Creating a facility to reprocess spent nuclear fuel would put off for 50 years the need to open a permanent waste repository, the head of Areva SA’s U.S unit said.
A U.S. recycling plant proposed by the company, which may cost $20 billion to $30 billion, would postpone debate over reviving an abandoned facility at Yucca Mountain in Nevada, Jacques Besnainou, chief executive officer of Areva Inc., said today at a breakfast in Washington.
“This would delay the decision on Yucca for 50 years,” Besnainou said.
Areva, based in Paris and the world’s largest supplier of nuclear equipment, already recycles spent nuclear fuel in Europe. The U.S. reprocessing facility, which may be operating by 2025, would create thousands of jobs in the community where it is built, Besnainou said.
President Barack Obama in 2009 decided to cancel funding for Yucca Mountain, and named a panel to develop alternatives. The 15-member Blue Ribbon Commission on America’s Nuclear Future has studied storage options and is scheduled to release a draft report July 29.
A commission subcommittee said in May that the panel should urge one or more temporary sites for nuclear waste. Such facilities would store fuel for about 100 years, giving officials time to determine whether to recycle used fuel or move it to a permanent site, according to a subcommittee report.
“An interim storage facility is kicking the can down the road,” Besnainou said.
House Republicans proposed last week allocating $35 million from the 2012 federal budget for Yucca Mountain.
To contact the reporter on this story: Brian Wingfield in Washington at email@example.com

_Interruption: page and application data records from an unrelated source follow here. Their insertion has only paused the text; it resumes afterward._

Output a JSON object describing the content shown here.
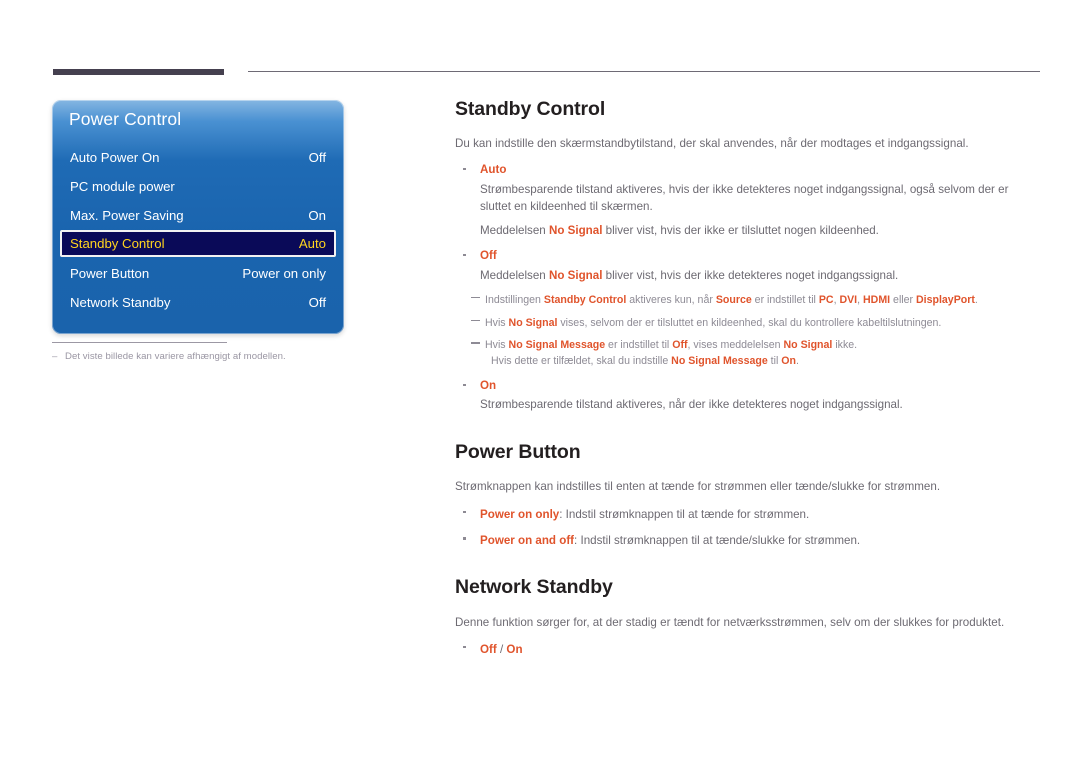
{
  "colors": {
    "accent": "#e0542c",
    "heading": "#231f20",
    "body": "#6d6a72",
    "note": "#8e8b95",
    "osd_selected_bg": "#0a0a58",
    "osd_selected_text": "#ffd41f",
    "top_bar": "#45404f"
  },
  "osd": {
    "title": "Power Control",
    "rows": [
      {
        "label": "Auto Power On",
        "value": "Off",
        "selected": false
      },
      {
        "label": "PC module power",
        "value": "",
        "selected": false
      },
      {
        "label": "Max. Power Saving",
        "value": "On",
        "selected": false
      },
      {
        "label": "Standby Control",
        "value": "Auto",
        "selected": true
      },
      {
        "label": "Power Button",
        "value": "Power on only",
        "selected": false
      },
      {
        "label": "Network Standby",
        "value": "Off",
        "selected": false
      }
    ],
    "footnote": "Det viste billede kan variere afhængigt af modellen.",
    "footnote_dash": "–"
  },
  "sections": {
    "standby_control": {
      "heading": "Standby Control",
      "lead": "Du kan indstille den skærmstandbytilstand, der skal anvendes, når der modtages et indgangssignal.",
      "items": [
        {
          "term": "Auto",
          "desc1": "Strømbesparende tilstand aktiveres, hvis der ikke detekteres noget indgangssignal, også selvom der er sluttet en kildeenhed til skærmen.",
          "desc2_pre": "Meddelelsen ",
          "desc2_b": "No Signal",
          "desc2_post": " bliver vist, hvis der ikke er tilsluttet nogen kildeenhed."
        },
        {
          "term": "Off",
          "desc1_pre": "Meddelelsen ",
          "desc1_b": "No Signal",
          "desc1_post": " bliver vist, hvis der ikke detekteres noget indgangssignal."
        },
        {
          "term": "On",
          "desc1": "Strømbesparende tilstand aktiveres, når der ikke detekteres noget indgangssignal."
        }
      ],
      "notes": [
        {
          "p1": "Indstillingen ",
          "b1": "Standby Control",
          "p2": " aktiveres kun, når ",
          "b2": "Source",
          "p3": " er indstillet til ",
          "b3": "PC",
          "p4": ", ",
          "b4": "DVI",
          "p5": ", ",
          "b5": "HDMI",
          "p6": " eller ",
          "b6": "DisplayPort",
          "p7": "."
        },
        {
          "p1": "Hvis ",
          "b1": "No Signal",
          "p2": " vises, selvom der er tilsluttet en kildeenhed, skal du kontrollere kabeltilslutningen."
        },
        {
          "p1": "Hvis ",
          "b1": "No Signal Message",
          "p2": " er indstillet til ",
          "b2": "Off",
          "p3": ", vises meddelelsen ",
          "b3": "No Signal",
          "p4": " ikke.",
          "c1": "Hvis dette er tilfældet, skal du indstille ",
          "cb1": "No Signal Message",
          "c2": " til ",
          "cb2": "On",
          "c3": "."
        }
      ]
    },
    "power_button": {
      "heading": "Power Button",
      "lead": "Strømknappen kan indstilles til enten at tænde for strømmen eller tænde/slukke for strømmen.",
      "items": [
        {
          "term": "Power on only",
          "desc": ": Indstil strømknappen til at tænde for strømmen."
        },
        {
          "term": "Power on and off",
          "desc": ": Indstil strømknappen til at tænde/slukke for strømmen."
        }
      ]
    },
    "network_standby": {
      "heading": "Network Standby",
      "lead": "Denne funktion sørger for, at der stadig er tændt for netværksstrømmen, selv om der slukkes for produktet.",
      "option_off": "Off",
      "option_sep": " / ",
      "option_on": "On"
    }
  }
}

To contact the editor responsible for this story: Larry Liebert at firstname.lastname@example.org